President Obama is not just battling for the Virginia voters he won handily in 2008, but is struggling to keep pace with his Republican opponent, Mitt Romney, in the race for campaign cash.
Obama held a nearly 2-to-1 cash advantage among Virginia campaign contributors in 2008 over then-Republican nominee Sen. John McCain. But less than three months out from Election Day, Obama is trailing Romney in Virginia fundraising.
By the end of June, Romney's campaign raised $4.5 million in Virginia, compared with the $4.2 million Obama raised, according to the Center for Responsive Politics, which tracks federal campaign spending.
Romney is outraising Obama even in traditionally Democratic Northern Virginia, according to the Virginia Public Access Project, a nonpartisan campaign watchdog. Romney has raised $1.35 million so far in Northern Virginia, while Obama has raised $1.14 million there. For both candidates, a large chunk of the money they're raising in Virginia comes from the same place: McLean.

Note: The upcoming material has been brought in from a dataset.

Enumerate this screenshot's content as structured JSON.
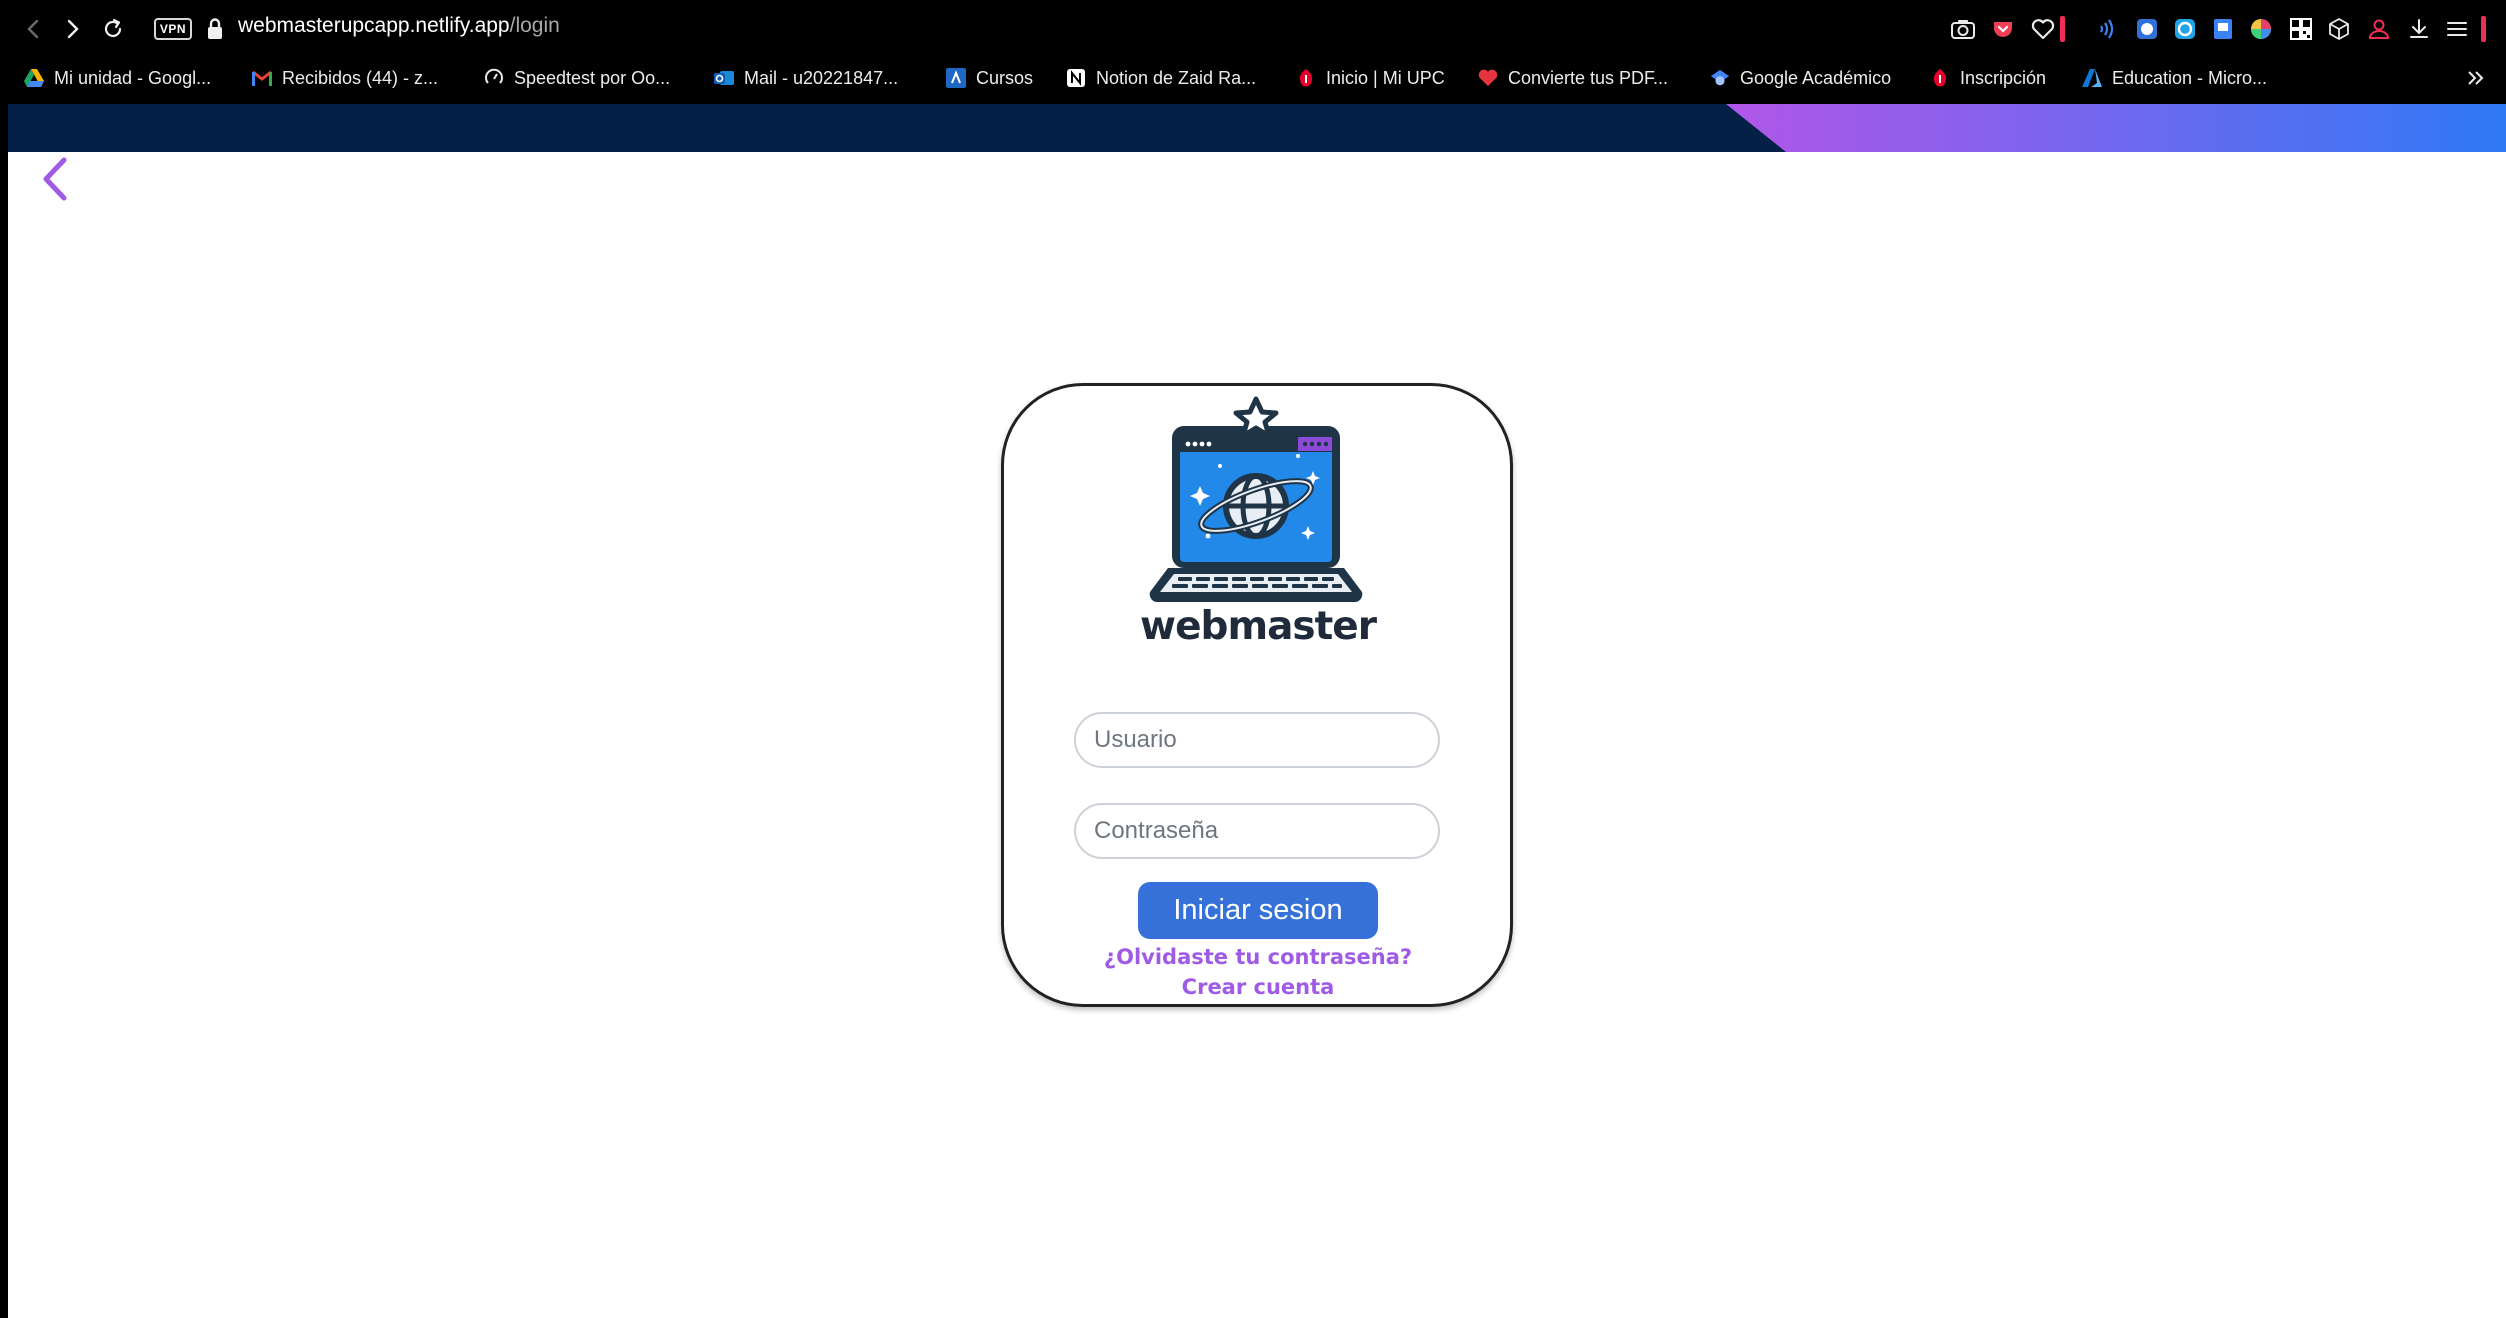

Romney also raised more than Obama in Hampton Roads and Richmond, two other hubs of the state's so-called Golden Crescent, where most of the state's residents live.

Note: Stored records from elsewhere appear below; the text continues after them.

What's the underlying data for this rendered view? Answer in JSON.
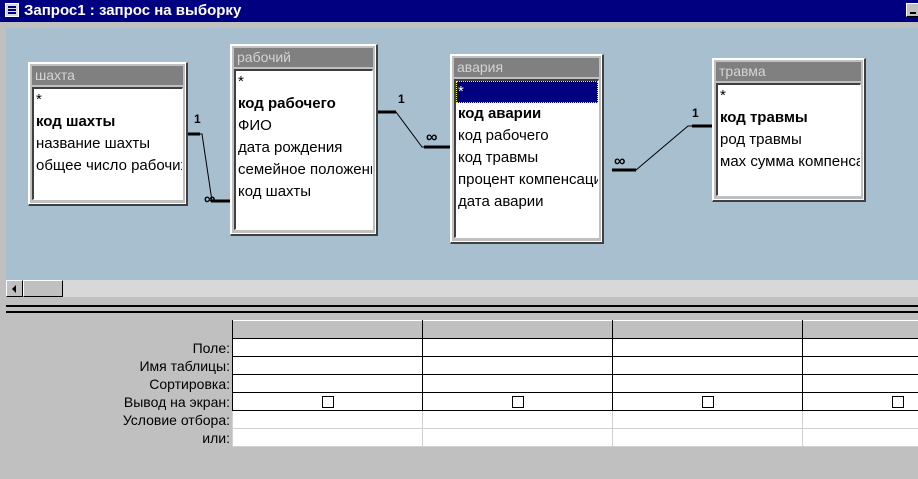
{
  "window": {
    "title": "Запрос1 : запрос на выборку",
    "icon": "query-icon"
  },
  "tables": [
    {
      "title": "шахта",
      "fields": [
        {
          "label": "*",
          "key": false
        },
        {
          "label": "код шахты",
          "key": true
        },
        {
          "label": "название шахты",
          "key": false
        },
        {
          "label": "общее число рабочих",
          "key": false
        }
      ]
    },
    {
      "title": "рабочий",
      "fields": [
        {
          "label": "*",
          "key": false
        },
        {
          "label": "код рабочего",
          "key": true
        },
        {
          "label": "ФИО",
          "key": false
        },
        {
          "label": "дата рождения",
          "key": false
        },
        {
          "label": "семейное положение",
          "key": false
        },
        {
          "label": "код шахты",
          "key": false
        }
      ]
    },
    {
      "title": "авария",
      "fields": [
        {
          "label": "*",
          "key": false,
          "selected": true
        },
        {
          "label": "код аварии",
          "key": true
        },
        {
          "label": "код рабочего",
          "key": false
        },
        {
          "label": "код травмы",
          "key": false
        },
        {
          "label": "процент компенсации",
          "key": false
        },
        {
          "label": "дата аварии",
          "key": false
        }
      ]
    },
    {
      "title": "травма",
      "fields": [
        {
          "label": "*",
          "key": false
        },
        {
          "label": "код травмы",
          "key": true
        },
        {
          "label": "род травмы",
          "key": false
        },
        {
          "label": "мах сумма компенсации",
          "key": false
        }
      ]
    }
  ],
  "relations": [
    {
      "one": "1",
      "many": "∞"
    },
    {
      "one": "1",
      "many": "∞"
    },
    {
      "one": "1",
      "many": "∞"
    }
  ],
  "grid": {
    "row_labels": [
      "Поле:",
      "Имя таблицы:",
      "Сортировка:",
      "Вывод на экран:",
      "Условие отбора:",
      "или:"
    ],
    "columns": 4,
    "show_checkbox_row": 3
  }
}
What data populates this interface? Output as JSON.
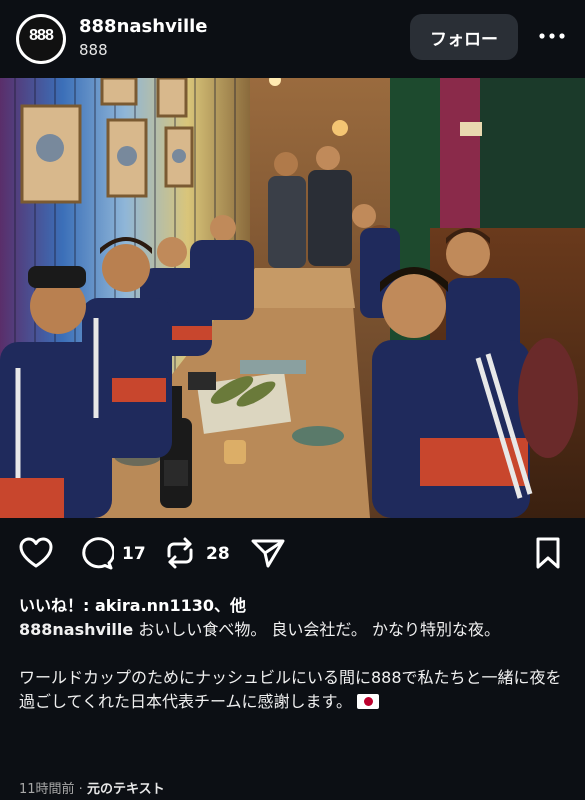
{
  "header": {
    "username": "888nashville",
    "subtitle": "888",
    "avatar_text": "888",
    "follow_label": "フォロー"
  },
  "post": {
    "comments_count": "17",
    "reposts_count": "28",
    "liked_by_prefix": "いいね！: ",
    "liked_by_user": "akira.nn1130",
    "liked_by_suffix": "、他",
    "caption_user": "888nashville",
    "caption_line1": " おいしい食べ物。 良い会社だ。 かなり特別な夜。",
    "caption_line2": "ワールドカップのためにナッシュビルにいる間に888で私たちと一緒に夜を過ごしてくれた日本代表チームに感謝します。",
    "time_ago": "11時間前",
    "separator": " · ",
    "translate_label": "元のテキスト"
  },
  "icons": {
    "like": "heart-icon",
    "comment": "comment-icon",
    "repost": "repost-icon",
    "share": "send-icon",
    "save": "bookmark-icon",
    "more": "more-icon",
    "flag": "japan-flag-icon"
  },
  "colors": {
    "background": "#0c0f14",
    "button": "#2a2f36",
    "jersey_blue": "#1f2a5c",
    "jersey_red": "#c8462d"
  }
}
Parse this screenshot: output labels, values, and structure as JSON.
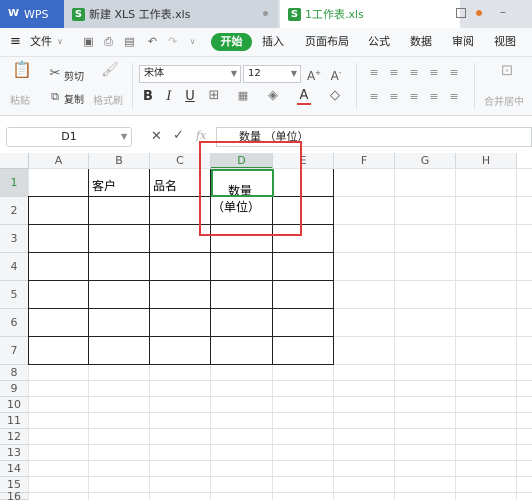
{
  "tabs": {
    "wps_label": "WPS",
    "doc1_label": "新建 XLS 工作表.xls",
    "doc2_label": "1工作表.xls"
  },
  "menubar": {
    "file": "文件",
    "kaishi": "开始",
    "insert": "插入",
    "page_layout": "页面布局",
    "formula": "公式",
    "data": "数据",
    "review": "审阅",
    "view": "视图"
  },
  "ribbon": {
    "cut": "剪切",
    "copy": "复制",
    "paste": "粘贴",
    "format_painter": "格式刷",
    "font_name": "宋体",
    "font_size": "12",
    "merge_center": "合并居中"
  },
  "formula_bar": {
    "name_box": "D1",
    "fx": "fx",
    "content": "数量  （单位）"
  },
  "sheet": {
    "columns": [
      "A",
      "B",
      "C",
      "D",
      "E",
      "F",
      "G",
      "H"
    ],
    "rows": [
      "1",
      "2",
      "3",
      "4",
      "5",
      "6",
      "7",
      "8",
      "9",
      "10",
      "11",
      "12",
      "13",
      "14",
      "15",
      "16"
    ],
    "selected_column": "D",
    "selected_row": "1",
    "cells": {
      "B1": "客户",
      "C1": "品名",
      "D1_line1": "数量",
      "D1_line2": "（单位）"
    }
  },
  "colors": {
    "accent_green": "#2e9b43",
    "wps_blue": "#3b6bc6",
    "highlight_red": "#e03a3a"
  }
}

Romney's campaign said his fundraising edge is evidence that the pivotal swing state is ready to embrace him and oust Obama.

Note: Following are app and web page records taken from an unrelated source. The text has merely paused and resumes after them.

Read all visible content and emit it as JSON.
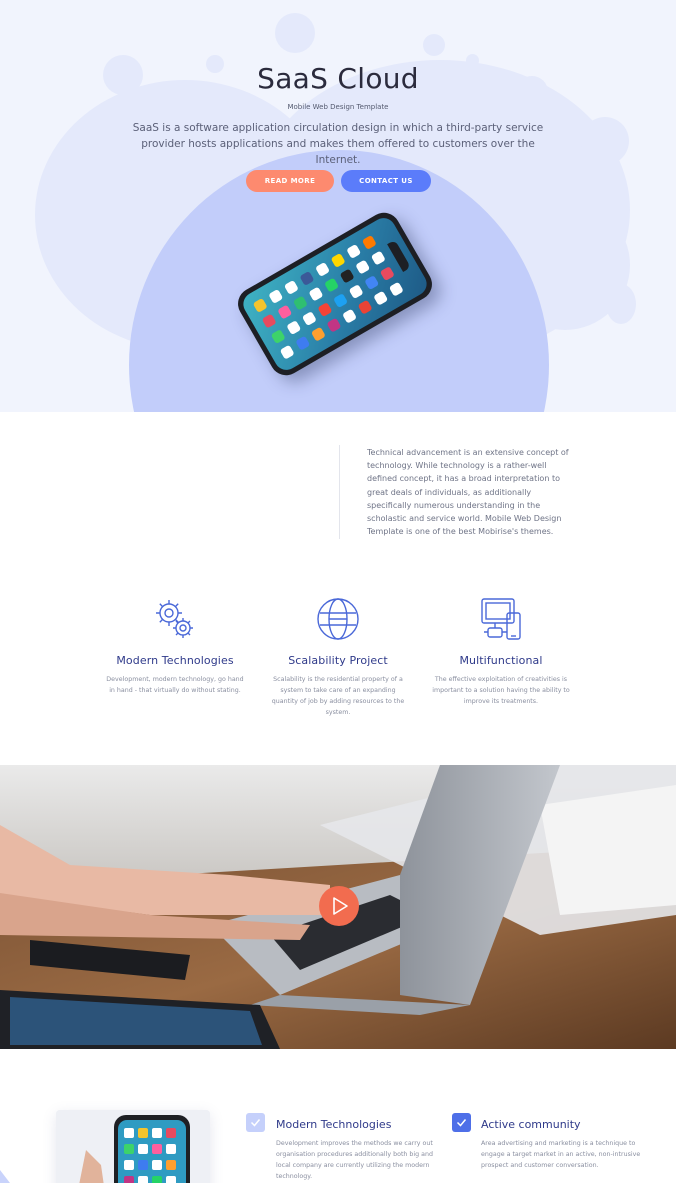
{
  "hero": {
    "title": "SaaS Cloud",
    "subtitle": "Mobile Web Design Template",
    "description": "SaaS is a software application circulation design in which a third-party service provider hosts applications and makes them offered to customers over the Internet.",
    "read_more_label": "READ MORE",
    "contact_label": "CONTACT US"
  },
  "intro": {
    "text": "Technical advancement is an extensive concept of technology. While technology is a rather-well defined concept, it has a broad interpretation to great deals of individuals, as additionally specifically numerous understanding in the scholastic and service world. Mobile Web Design Template is one of the best Mobirise's themes."
  },
  "features": [
    {
      "icon": "gears-icon",
      "title": "Modern Technologies",
      "text": "Development, modern technology, go hand in hand - that virtually do without stating."
    },
    {
      "icon": "globe-icon",
      "title": "Scalability Project",
      "text": "Scalability is the residential property of a system to take care of an expanding quantity of job by adding resources to the system."
    },
    {
      "icon": "devices-icon",
      "title": "Multifunctional",
      "text": "The effective exploitation of creativities is important to a solution having the ability to improve its treatments."
    }
  ],
  "bottom": {
    "items": [
      {
        "icon": "check-icon",
        "title": "Modern Technologies",
        "text": "Development improves the methods we carry out organisation procedures additionally both big and local company are currently utilizing the modern technology."
      },
      {
        "icon": "check-icon",
        "title": "Active community",
        "text": "Area advertising and marketing is a technique to engage a target market in an active, non-intrusive prospect and customer conversation."
      }
    ]
  },
  "colors": {
    "accent_orange": "#fd8a6f",
    "accent_blue": "#5b7cfa",
    "heading_blue": "#2f3a8a",
    "hero_bg": "#f1f4fd"
  }
}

"Virginians are tired of waiting for President Obama to deliver on his campaign promises, and they know Mitt Romney will put jobs first, unleash Virginia's energy resources and keep our military strong," said Curt Cashour, a spokesman for Romney's Virginia campaign. "That's why energy, enthusiasm and support continue to grow for the Romney-Ryan ticket in Virginia and across the country."
For Obama, fundraising in Virginia has fallen behind the pace he set four years ago when he was battling to become America's first black president. He raised $6.8 million from Virginians by end of June that year, campaign finance filings show, but it's unclear whether he can generate that same kind of excitement a second time around.
"People were very excited about the prospect of electing Obama in 2008, and a real challenge is to rekindle a comparable level of enthusiasm," said Stephen Farnsworth, a political science professor at the University of Mary Washington. "It's an enthusiasm that relates to both the campaign workers and the donors."
The Obama campaign downplays Romney's fundraising edge, saying its army of small donors will trump Republicans' heavy spending at the polls Nov. 6.
"We fully expect to get outspent on the airwaves this year," said one Obama campaign official. "The strength of this campaign has always been on the ground, and that's why our team has been working in Virginia, recruiting volunteers, organizing supporters and building the largest grassroots campaign in history."
The battle for Virginia cash continues. Romney's vice presidential pick, Paul Ryan, was in Arlington on Friday for a $15,000-a-head fundraiser.